Task to complete:
Copy every line below that has the word "Administrator" in it.

----------------------------------------

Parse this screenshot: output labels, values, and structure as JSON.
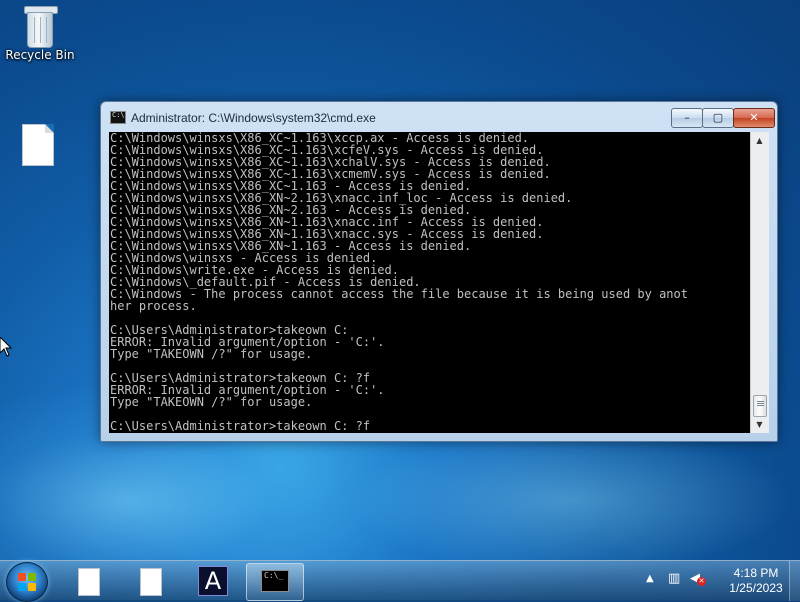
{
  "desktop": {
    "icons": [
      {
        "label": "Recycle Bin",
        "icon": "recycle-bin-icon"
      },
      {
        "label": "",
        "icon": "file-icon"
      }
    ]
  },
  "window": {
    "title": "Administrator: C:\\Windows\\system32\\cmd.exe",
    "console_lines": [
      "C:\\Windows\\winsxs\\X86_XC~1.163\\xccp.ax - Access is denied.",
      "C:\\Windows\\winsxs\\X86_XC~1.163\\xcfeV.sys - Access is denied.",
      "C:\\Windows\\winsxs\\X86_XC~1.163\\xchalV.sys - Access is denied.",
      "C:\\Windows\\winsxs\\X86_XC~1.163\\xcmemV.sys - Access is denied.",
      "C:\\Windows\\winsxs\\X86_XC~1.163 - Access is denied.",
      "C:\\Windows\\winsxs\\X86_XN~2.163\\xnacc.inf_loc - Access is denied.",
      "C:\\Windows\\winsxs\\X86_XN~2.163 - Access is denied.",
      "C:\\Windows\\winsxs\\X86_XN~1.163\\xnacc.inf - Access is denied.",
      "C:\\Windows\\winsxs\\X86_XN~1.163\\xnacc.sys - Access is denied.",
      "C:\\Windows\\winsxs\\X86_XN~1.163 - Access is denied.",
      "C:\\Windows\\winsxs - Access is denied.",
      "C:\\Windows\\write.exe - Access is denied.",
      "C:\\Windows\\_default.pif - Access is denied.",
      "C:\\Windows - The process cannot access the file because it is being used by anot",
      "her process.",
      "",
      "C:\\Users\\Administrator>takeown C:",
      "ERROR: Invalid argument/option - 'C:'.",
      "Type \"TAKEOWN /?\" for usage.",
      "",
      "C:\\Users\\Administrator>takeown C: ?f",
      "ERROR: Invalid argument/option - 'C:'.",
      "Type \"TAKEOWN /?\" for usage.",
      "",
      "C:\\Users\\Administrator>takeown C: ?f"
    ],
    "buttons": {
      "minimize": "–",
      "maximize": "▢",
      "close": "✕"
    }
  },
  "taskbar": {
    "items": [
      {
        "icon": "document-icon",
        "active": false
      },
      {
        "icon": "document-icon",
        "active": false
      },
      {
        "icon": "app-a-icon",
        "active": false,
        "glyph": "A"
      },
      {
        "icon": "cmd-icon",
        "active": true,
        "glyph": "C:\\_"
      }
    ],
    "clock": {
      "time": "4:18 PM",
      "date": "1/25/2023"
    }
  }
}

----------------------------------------

Expected answer:
    "title": "Administrator: C:\\Windows\\system32\\cmd.exe",
      "C:\\Users\\Administrator>takeown C:",
      "C:\\Users\\Administrator>takeown C: ?f",
      "C:\\Users\\Administrator>takeown C: ?f"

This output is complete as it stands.